[690 words, 3-5 min read]
The Amanita genus is famed for its deadly mushrooms. This genus can be trouble, but there are a few edible species in it. Amanita caesarea (Caesar’s Mushroom) is a highly regarded edible, and the species Amanita hemibapha, commonly known as the Half-dyed Slender Caesar, is edible as well.
I’m thinking the depicted pale mushrooms are Amanita phalloides, commonly known as Death Caps. I didn’t get the best look at these for identification purposes, but they were beautiful from afar! Many Amanita phalloides images depict fruit with greener caps than these two depicted mushrooms, but their distinctive volvas and pale coloration are red flags to me, and they’re just too immature to know what color they’ll turn.
The beautiful (but toxic) Amanita muscaria, commonly known as Fly Agaric, is in the same genus as the phalloides. Muscaria has been traditionally used as an insecticide and sprinkled in milk to attract unsuspecting flies. It also has religious significance in Siberian culture due to hallucinogenic properties caused by ibotenic acid, muscimol, etc. and many cultures reportedly use it as an intoxicant. Apparently, humans have found many uses for this ‘shroom!

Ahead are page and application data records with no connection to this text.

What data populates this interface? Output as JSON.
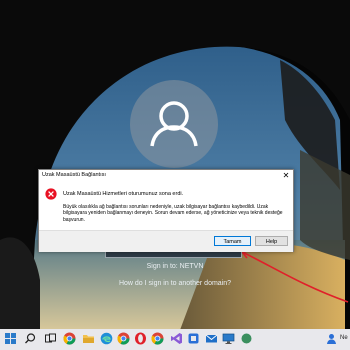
{
  "lock_screen": {
    "signin_to": "Sign in to: NETVN",
    "other_domain": "How do I sign in to another domain?"
  },
  "dialog": {
    "title": "Uzak Masaüstü Bağlantısı",
    "headline": "Uzak Masaüstü Hizmetleri oturumunuz sona erdi.",
    "detail": "Büyük olasılıkla ağ bağlantısı sorunları nedeniyle, uzak bilgisayar bağlantısı kaybedildi. Uzak bilgisayara yeniden bağlanmayı deneyin. Sorun devam ederse, ağ yöneticinize veya teknik desteğe başvurun.",
    "ok_label": "Tamam",
    "help_label": "Help",
    "close_glyph": "✕"
  },
  "taskbar": {
    "label": "Ne",
    "icons": [
      "windows-icon",
      "search-icon",
      "task-view-icon",
      "file-explorer-icon",
      "edge-icon",
      "chrome-icon",
      "mail-icon",
      "visual-studio-code-icon",
      "opera-icon",
      "chrome-icon",
      "chrome-icon",
      "visual-studio-icon",
      "app-icon",
      "remote-desktop-icon",
      "misc-icon"
    ]
  },
  "colors": {
    "accent": "#0078d7",
    "error": "#e81123",
    "annotation": "#e0202a"
  }
}
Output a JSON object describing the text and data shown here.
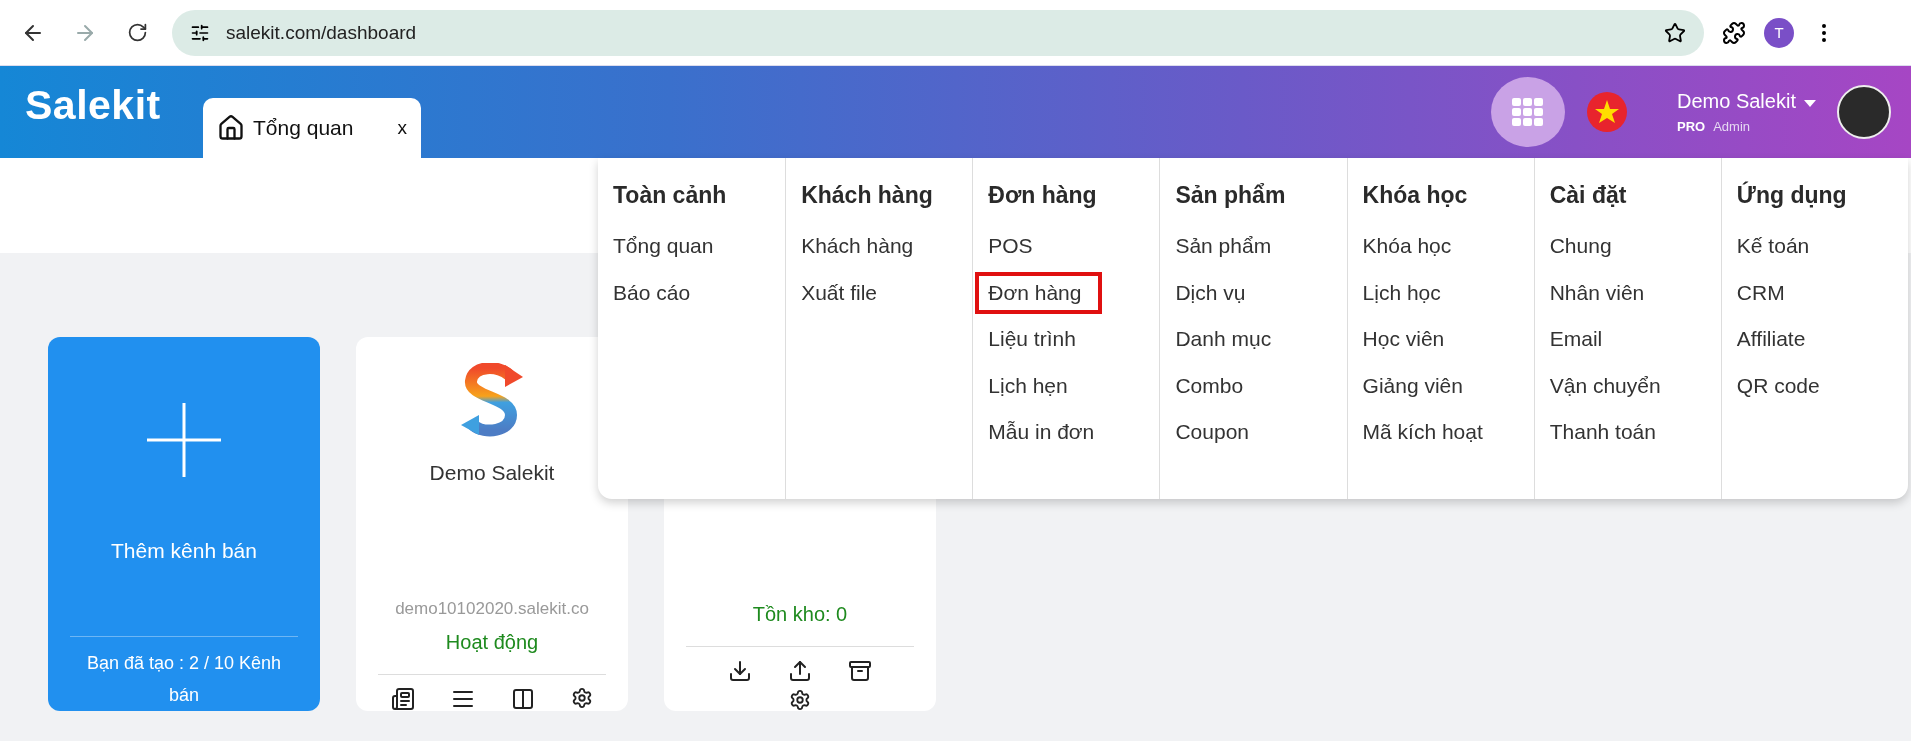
{
  "browser": {
    "url": "salekit.com/dashboard",
    "profile_initial": "T"
  },
  "header": {
    "logo": "Salekit",
    "tabs": [
      {
        "label": "Tổng quan",
        "close": "x",
        "selected": true
      }
    ],
    "user": {
      "name": "Demo Salekit",
      "plan": "PRO",
      "role": "Admin"
    }
  },
  "menu": {
    "columns": [
      {
        "title": "Toàn cảnh",
        "items": [
          {
            "label": "Tổng quan",
            "highlighted": false
          },
          {
            "label": "Báo cáo",
            "highlighted": false
          }
        ]
      },
      {
        "title": "Khách hàng",
        "items": [
          {
            "label": "Khách hàng",
            "highlighted": false
          },
          {
            "label": "Xuất file",
            "highlighted": false
          }
        ]
      },
      {
        "title": "Đơn hàng",
        "items": [
          {
            "label": "POS",
            "highlighted": false
          },
          {
            "label": "Đơn hàng",
            "highlighted": true
          },
          {
            "label": "Liệu trình",
            "highlighted": false
          },
          {
            "label": "Lịch hẹn",
            "highlighted": false
          },
          {
            "label": "Mẫu in đơn",
            "highlighted": false
          }
        ]
      },
      {
        "title": "Sản phẩm",
        "items": [
          {
            "label": "Sản phẩm",
            "highlighted": false
          },
          {
            "label": "Dịch vụ",
            "highlighted": false
          },
          {
            "label": "Danh mục",
            "highlighted": false
          },
          {
            "label": "Combo",
            "highlighted": false
          },
          {
            "label": "Coupon",
            "highlighted": false
          }
        ]
      },
      {
        "title": "Khóa học",
        "items": [
          {
            "label": "Khóa học",
            "highlighted": false
          },
          {
            "label": "Lịch học",
            "highlighted": false
          },
          {
            "label": "Học viên",
            "highlighted": false
          },
          {
            "label": "Giảng viên",
            "highlighted": false
          },
          {
            "label": "Mã kích hoạt",
            "highlighted": false
          }
        ]
      },
      {
        "title": "Cài đặt",
        "items": [
          {
            "label": "Chung",
            "highlighted": false
          },
          {
            "label": "Nhân viên",
            "highlighted": false
          },
          {
            "label": "Email",
            "highlighted": false
          },
          {
            "label": "Vận chuyển",
            "highlighted": false
          },
          {
            "label": "Thanh toán",
            "highlighted": false
          }
        ]
      },
      {
        "title": "Ứng dụng",
        "items": [
          {
            "label": "Kế toán",
            "highlighted": false
          },
          {
            "label": "CRM",
            "highlighted": false
          },
          {
            "label": "Affiliate",
            "highlighted": false
          },
          {
            "label": "QR code",
            "highlighted": false
          }
        ]
      }
    ]
  },
  "cards": [
    {
      "kind": "add",
      "label": "Thêm kênh bán",
      "footer": "Bạn đã tạo : 2 / 10 Kênh bán"
    },
    {
      "kind": "channel",
      "name": "Demo Salekit",
      "domain": "demo10102020.salekit.co",
      "status": "Hoạt động"
    },
    {
      "kind": "inventory",
      "stock": "Tồn kho: 0"
    }
  ]
}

As for reported toxicity, North American deaths from Amanita muscaria compounds have been documented as recently as 2012 though—which means people are safest steering clear of this mushroom.
This is as good a time as any to consider the possibility of poisonings, as they *are* a real danger in foraging. David Fischer of Americanmushrooms.com has a logical view on the practice, and below are some of his words concerning the hallmarks of intelligent foraging, how average people regularly avoid poisonings and who qualifies as an “expert”:
“Millions of North Americans pick and eat wild mushrooms every year, without as much as a belly ache.
Are they “experts”? Yes! At least, they are experts on the edible wild mushrooms they know. Either their parents or grandparents taught them how to identify morels, or puffballs, or meadow mushrooms, or they have a good field guide and they read it… or both.
No one with a reasonable understanding of the importance of properly identifying mushrooms—with a serious awareness that some species are fatally toxic—falls victim to the Death Cap. The folks who eat Death Caps do not use field guides: they just pick the damned things and eat them. No trip to the library. No reading. No spore prints. No idea what a “partial veil” is or what “gill attachment” means.
So… Is it really dangerous to eat wild mushrooms?
How dangerous is it to drive a car? If you’re drunk or careless, it is VERY dangerous; if you’re sensible and pay attention, it is reasonably safe.
Consider this: Would you pick and eat an unfamiliar berry simply because it “looked good”? Of course not. Finding, identifying, preparing, and eating wild mushrooms can be a delightful pasttime—IF it is done intelligently.
Otherwise, it is a terrible “accident” waiting to happen.”
I’m so grateful for all the mushroom knowledge made available thanks to the diligent study and reporting of mycologists around the world. They make it possible to forage intelligently.
edit 2/3/17: I replaced all instances of “Destroying Angel” with “Death Cap”. “Destroying Angel” fungi are also poisonous, but this colloquial term usually refers to A. bisporigera, A. virosa and A. magnivelaris, NOT A. phalloides. There is a European (spring destroying angel) A. verna which resembles A. phalloides. A HUGE thanks to 1left for bringing this to my attention, whose blog is a wonderland of knowledge about wildcraft and foraging. You should check it out.
Edibility: inedible – highly toxic
*Disclaimer: This site is provided for informational purposes only. Taylor assumes no responsibility or liability for any consequences of readers actions. Though every reasonable effort is made to present current and accurate information, identifications may be incorrect (Taylor *is* a novice) – but that’s where community input helps! Please, feel free to correct misinformation you find (or just add your two cents) in the comments!